Facts and Procedural History
Caranchini was admitted to the Missouri Bar in 1978 and practiced for nearly 20 years before being disbarred. She described her practice as involving defense of error and omission insurance claims for five years and employment litigation for the remainder of the period of her licensure. Caranchini was disbarred in 1997 as a result of sanction orders entered in four cases from 1989 to 1992. She has continued to represent clients before tribunals in which no Missouri Bar license is required.
Attempting to regain entry to the Bar, Caranchini took and failed the bar examination on four occasions from 2011 to 2013. Her failure was due primarily to low scores on the essay portion of the exam.
Caranchini filed a petition in the Jackson County Circuit Court, captioned as a " PETITION FOR JUDICIAL REVIEW, DECLARATORY JUDGMENT AND/OR MANDAMUS UNDER THE MISSOURI
ADMINISTRATIVE PROCEDURE ACT (536.150 R.S.MO) . . . ." Although the caption and the opening paragraph of the petition purported to rely on section 536.150, the body of the petition cited to Article V, section 18 of the Missouri Constitution, claiming that it gave Caranchini the right to judicial review of the Board's scoring of her bar examination answers. She claimed that, in scoring her examination, the Board acted arbitrarily, capriciously, and unreasonably, and abused its discretion. She asked that the trial court re-score her examination.
In its Judgment and Order of Dismissal, the circuit court noted Caranchini's position that, at law, there exists no method or procedure for review of bar examination results. The court agreed that, as written, Missouri law does not provide for judicial review of bar examination scores. Noting that it was bound by the law as written, the court dismissed Caranchini's petition without prejudice. Caranchini appeals.
The standard of review for the grant of a motion to dismiss is de novo. Lynch v. Lynch, 260 S.W.3d 834, 836 (Mo. banc 2008). In her point on appeal, Caranchini argues that the trial court erred in dismissing her petition because the Missouri Constitution requires that she have the opportunity for judicial review of decisions related to passage of the bar examination.

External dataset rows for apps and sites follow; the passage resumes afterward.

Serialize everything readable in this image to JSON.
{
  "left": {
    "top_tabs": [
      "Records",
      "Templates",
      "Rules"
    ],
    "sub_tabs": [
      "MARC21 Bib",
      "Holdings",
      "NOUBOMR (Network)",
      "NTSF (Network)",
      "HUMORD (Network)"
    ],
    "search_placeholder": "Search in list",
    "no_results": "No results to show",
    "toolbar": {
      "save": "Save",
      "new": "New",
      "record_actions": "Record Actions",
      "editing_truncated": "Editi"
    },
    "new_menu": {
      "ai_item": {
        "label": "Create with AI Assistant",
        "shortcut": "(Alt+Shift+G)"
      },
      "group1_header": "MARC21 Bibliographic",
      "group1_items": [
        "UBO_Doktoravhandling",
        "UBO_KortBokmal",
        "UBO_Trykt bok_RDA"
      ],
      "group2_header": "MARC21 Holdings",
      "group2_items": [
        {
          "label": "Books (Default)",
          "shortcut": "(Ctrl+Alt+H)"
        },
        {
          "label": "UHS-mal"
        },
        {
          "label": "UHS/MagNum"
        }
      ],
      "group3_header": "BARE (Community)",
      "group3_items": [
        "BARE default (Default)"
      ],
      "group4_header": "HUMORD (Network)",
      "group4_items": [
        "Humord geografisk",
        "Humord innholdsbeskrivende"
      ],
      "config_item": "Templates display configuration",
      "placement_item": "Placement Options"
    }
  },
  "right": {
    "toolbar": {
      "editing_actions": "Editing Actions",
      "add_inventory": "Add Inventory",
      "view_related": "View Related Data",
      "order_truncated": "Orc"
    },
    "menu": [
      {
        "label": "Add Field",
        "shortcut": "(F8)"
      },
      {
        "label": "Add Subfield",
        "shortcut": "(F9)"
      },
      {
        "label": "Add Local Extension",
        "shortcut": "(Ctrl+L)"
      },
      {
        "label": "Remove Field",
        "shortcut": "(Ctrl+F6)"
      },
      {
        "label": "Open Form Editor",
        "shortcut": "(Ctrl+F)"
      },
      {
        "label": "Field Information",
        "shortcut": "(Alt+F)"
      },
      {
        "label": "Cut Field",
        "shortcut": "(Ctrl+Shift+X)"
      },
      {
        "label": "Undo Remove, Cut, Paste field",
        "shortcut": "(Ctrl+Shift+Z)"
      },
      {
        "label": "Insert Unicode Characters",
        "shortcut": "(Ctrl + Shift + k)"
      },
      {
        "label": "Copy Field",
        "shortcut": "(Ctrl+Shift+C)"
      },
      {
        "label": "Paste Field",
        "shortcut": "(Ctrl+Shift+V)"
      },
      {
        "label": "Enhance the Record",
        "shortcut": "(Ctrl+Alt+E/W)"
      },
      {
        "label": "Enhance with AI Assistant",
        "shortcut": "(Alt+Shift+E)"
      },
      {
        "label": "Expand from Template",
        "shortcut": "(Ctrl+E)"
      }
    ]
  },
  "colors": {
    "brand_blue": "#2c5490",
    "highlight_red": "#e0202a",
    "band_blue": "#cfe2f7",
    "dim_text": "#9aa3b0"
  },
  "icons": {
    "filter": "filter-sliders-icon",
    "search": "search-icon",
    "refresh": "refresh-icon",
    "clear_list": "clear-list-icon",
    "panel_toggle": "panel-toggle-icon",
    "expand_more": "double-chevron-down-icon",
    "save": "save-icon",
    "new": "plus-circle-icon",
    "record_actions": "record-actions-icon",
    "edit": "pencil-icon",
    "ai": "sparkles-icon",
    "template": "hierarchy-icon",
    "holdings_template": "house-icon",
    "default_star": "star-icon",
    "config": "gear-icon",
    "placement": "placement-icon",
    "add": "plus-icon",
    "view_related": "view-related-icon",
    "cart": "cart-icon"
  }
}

She appears to claim that the Board acted arbitrarily, capriciously, and unreasonably, and that it abused its discretion, in both developing its methodology for scoring examination essays and applying that methodology to the scoring of her essays, as well as in refusing to provide review and re-scoring of her examination.
Caranchini argues that the trial court erred in dismissing her petition because Article V, section 18 provides her a right to judicial review of both the Board's methodology of scoring bar examinations and the Board's application of that methodology to the scoring of her examination. Article V, section 18 provides:
All final decisions, findings, rules and orders on any administrative officer or body existing under the constitution or
by law, which are judicial or quasi-judicial and affect private rights, shall be subject to direct review by the courts as provided by law; and such review shall include the determination whether the same are authorized by law, and in cases in which a hearing is required by law, whether the same are supported by competent and substantial evidence upon the whole record. Unless otherwise provided by law, administrative decisions, findings, rules and orders subject to review under this section or which are otherwise subject to direct judicial review, shall be reviewed in such manner and by such court as the supreme court by rule shall direct and the court so designated shall, in addition to its other jurisdiction, have jurisdiction to hear and determine any such review proceeding.
Caranchini provides no explanation as to how a claim challenging the Board's method of scoring examinations, generally, or the scoring of her answers, specifically, falls within the purview of this constitutional provision. Nevertheless, we review her claim of a right to judicial ...